--- DATA Enclosed Below ---
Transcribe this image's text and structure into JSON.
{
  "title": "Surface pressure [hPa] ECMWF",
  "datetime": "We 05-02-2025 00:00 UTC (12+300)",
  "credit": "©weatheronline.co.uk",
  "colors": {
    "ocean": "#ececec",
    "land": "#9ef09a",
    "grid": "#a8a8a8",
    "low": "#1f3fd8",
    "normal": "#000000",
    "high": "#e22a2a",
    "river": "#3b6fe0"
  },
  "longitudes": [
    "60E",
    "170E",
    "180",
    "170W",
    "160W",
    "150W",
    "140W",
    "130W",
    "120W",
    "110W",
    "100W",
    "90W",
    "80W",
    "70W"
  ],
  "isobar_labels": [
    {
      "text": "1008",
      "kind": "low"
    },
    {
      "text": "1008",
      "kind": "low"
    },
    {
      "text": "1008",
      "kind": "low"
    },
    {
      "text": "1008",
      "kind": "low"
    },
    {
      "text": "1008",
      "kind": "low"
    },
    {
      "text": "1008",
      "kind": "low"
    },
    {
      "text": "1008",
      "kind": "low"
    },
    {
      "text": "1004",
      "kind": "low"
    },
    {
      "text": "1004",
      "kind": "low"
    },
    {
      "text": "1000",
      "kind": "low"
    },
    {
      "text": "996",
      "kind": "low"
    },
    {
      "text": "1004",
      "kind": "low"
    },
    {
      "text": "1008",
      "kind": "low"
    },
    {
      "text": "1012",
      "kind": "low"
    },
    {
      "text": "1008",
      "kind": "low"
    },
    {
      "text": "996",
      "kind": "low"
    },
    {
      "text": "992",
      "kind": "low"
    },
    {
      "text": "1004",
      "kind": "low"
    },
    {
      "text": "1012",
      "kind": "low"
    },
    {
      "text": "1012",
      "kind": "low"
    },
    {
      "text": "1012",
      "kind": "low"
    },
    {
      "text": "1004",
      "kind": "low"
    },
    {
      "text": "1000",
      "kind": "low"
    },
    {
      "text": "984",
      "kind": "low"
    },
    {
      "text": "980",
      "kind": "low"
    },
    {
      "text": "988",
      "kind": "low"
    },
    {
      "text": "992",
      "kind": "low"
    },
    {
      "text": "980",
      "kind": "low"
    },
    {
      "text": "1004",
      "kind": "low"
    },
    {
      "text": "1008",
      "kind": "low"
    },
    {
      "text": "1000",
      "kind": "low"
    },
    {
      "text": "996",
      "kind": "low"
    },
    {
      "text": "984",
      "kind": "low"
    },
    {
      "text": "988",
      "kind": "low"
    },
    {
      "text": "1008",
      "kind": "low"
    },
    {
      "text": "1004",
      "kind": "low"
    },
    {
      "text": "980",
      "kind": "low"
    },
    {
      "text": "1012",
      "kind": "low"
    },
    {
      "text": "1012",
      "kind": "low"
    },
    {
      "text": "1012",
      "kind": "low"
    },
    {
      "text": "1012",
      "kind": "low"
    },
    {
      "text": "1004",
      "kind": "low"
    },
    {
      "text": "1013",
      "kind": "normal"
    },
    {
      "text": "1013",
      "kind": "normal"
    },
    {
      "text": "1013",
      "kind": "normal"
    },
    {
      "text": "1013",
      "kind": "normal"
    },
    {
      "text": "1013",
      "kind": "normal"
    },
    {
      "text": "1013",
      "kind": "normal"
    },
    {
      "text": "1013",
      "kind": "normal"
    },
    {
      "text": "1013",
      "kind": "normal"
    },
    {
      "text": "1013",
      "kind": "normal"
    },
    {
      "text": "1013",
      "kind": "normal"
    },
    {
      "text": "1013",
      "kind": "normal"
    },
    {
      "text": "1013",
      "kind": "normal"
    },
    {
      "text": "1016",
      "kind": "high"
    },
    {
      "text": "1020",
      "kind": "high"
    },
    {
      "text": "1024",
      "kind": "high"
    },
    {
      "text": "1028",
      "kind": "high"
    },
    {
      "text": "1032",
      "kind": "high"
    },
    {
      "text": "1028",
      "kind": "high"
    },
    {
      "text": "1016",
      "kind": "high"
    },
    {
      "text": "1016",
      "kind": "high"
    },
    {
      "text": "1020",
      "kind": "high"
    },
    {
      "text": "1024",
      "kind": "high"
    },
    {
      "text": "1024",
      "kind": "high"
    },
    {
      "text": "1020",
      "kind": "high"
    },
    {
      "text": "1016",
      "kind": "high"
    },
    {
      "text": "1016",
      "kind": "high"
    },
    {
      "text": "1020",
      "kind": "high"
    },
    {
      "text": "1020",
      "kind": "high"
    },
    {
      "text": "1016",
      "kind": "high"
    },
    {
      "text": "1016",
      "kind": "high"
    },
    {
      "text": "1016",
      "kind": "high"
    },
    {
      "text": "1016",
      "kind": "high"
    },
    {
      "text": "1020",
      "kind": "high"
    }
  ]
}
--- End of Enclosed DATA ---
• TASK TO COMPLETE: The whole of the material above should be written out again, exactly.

• RESPONSE:
Transcribe this image's text and structure into JSON.
{
  "title": "Surface pressure [hPa] ECMWF",
  "datetime": "We 05-02-2025 00:00 UTC (12+300)",
  "credit": "©weatheronline.co.uk",
  "colors": {
    "ocean": "#ececec",
    "land": "#9ef09a",
    "grid": "#a8a8a8",
    "low": "#1f3fd8",
    "normal": "#000000",
    "high": "#e22a2a",
    "river": "#3b6fe0"
  },
  "longitudes": [
    "60E",
    "170E",
    "180",
    "170W",
    "160W",
    "150W",
    "140W",
    "130W",
    "120W",
    "110W",
    "100W",
    "90W",
    "80W",
    "70W"
  ],
  "isobar_labels": [
    {
      "text": "1008",
      "kind": "low"
    },
    {
      "text": "1008",
      "kind": "low"
    },
    {
      "text": "1008",
      "kind": "low"
    },
    {
      "text": "1008",
      "kind": "low"
    },
    {
      "text": "1008",
      "kind": "low"
    },
    {
      "text": "1008",
      "kind": "low"
    },
    {
      "text": "1008",
      "kind": "low"
    },
    {
      "text": "1004",
      "kind": "low"
    },
    {
      "text": "1004",
      "kind": "low"
    },
    {
      "text": "1000",
      "kind": "low"
    },
    {
      "text": "996",
      "kind": "low"
    },
    {
      "text": "1004",
      "kind": "low"
    },
    {
      "text": "1008",
      "kind": "low"
    },
    {
      "text": "1012",
      "kind": "low"
    },
    {
      "text": "1008",
      "kind": "low"
    },
    {
      "text": "996",
      "kind": "low"
    },
    {
      "text": "992",
      "kind": "low"
    },
    {
      "text": "1004",
      "kind": "low"
    },
    {
      "text": "1012",
      "kind": "low"
    },
    {
      "text": "1012",
      "kind": "low"
    },
    {
      "text": "1012",
      "kind": "low"
    },
    {
      "text": "1004",
      "kind": "low"
    },
    {
      "text": "1000",
      "kind": "low"
    },
    {
      "text": "984",
      "kind": "low"
    },
    {
      "text": "980",
      "kind": "low"
    },
    {
      "text": "988",
      "kind": "low"
    },
    {
      "text": "992",
      "kind": "low"
    },
    {
      "text": "980",
      "kind": "low"
    },
    {
      "text": "1004",
      "kind": "low"
    },
    {
      "text": "1008",
      "kind": "low"
    },
    {
      "text": "1000",
      "kind": "low"
    },
    {
      "text": "996",
      "kind": "low"
    },
    {
      "text": "984",
      "kind": "low"
    },
    {
      "text": "988",
      "kind": "low"
    },
    {
      "text": "1008",
      "kind": "low"
    },
    {
      "text": "1004",
      "kind": "low"
    },
    {
      "text": "980",
      "kind": "low"
    },
    {
      "text": "1012",
      "kind": "low"
    },
    {
      "text": "1012",
      "kind": "low"
    },
    {
      "text": "1012",
      "kind": "low"
    },
    {
      "text": "1012",
      "kind": "low"
    },
    {
      "text": "1004",
      "kind": "low"
    },
    {
      "text": "1013",
      "kind": "normal"
    },
    {
      "text": "1013",
      "kind": "normal"
    },
    {
      "text": "1013",
      "kind": "normal"
    },
    {
      "text": "1013",
      "kind": "normal"
    },
    {
      "text": "1013",
      "kind": "normal"
    },
    {
      "text": "1013",
      "kind": "normal"
    },
    {
      "text": "1013",
      "kind": "normal"
    },
    {
      "text": "1013",
      "kind": "normal"
    },
    {
      "text": "1013",
      "kind": "normal"
    },
    {
      "text": "1013",
      "kind": "normal"
    },
    {
      "text": "1013",
      "kind": "normal"
    },
    {
      "text": "1013",
      "kind": "normal"
    },
    {
      "text": "1016",
      "kind": "high"
    },
    {
      "text": "1020",
      "kind": "high"
    },
    {
      "text": "1024",
      "kind": "high"
    },
    {
      "text": "1028",
      "kind": "high"
    },
    {
      "text": "1032",
      "kind": "high"
    },
    {
      "text": "1028",
      "kind": "high"
    },
    {
      "text": "1016",
      "kind": "high"
    },
    {
      "text": "1016",
      "kind": "high"
    },
    {
      "text": "1020",
      "kind": "high"
    },
    {
      "text": "1024",
      "kind": "high"
    },
    {
      "text": "1024",
      "kind": "high"
    },
    {
      "text": "1020",
      "kind": "high"
    },
    {
      "text": "1016",
      "kind": "high"
    },
    {
      "text": "1016",
      "kind": "high"
    },
    {
      "text": "1020",
      "kind": "high"
    },
    {
      "text": "1020",
      "kind": "high"
    },
    {
      "text": "1016",
      "kind": "high"
    },
    {
      "text": "1016",
      "kind": "high"
    },
    {
      "text": "1016",
      "kind": "high"
    },
    {
      "text": "1016",
      "kind": "high"
    },
    {
      "text": "1020",
      "kind": "high"
    }
  ]
}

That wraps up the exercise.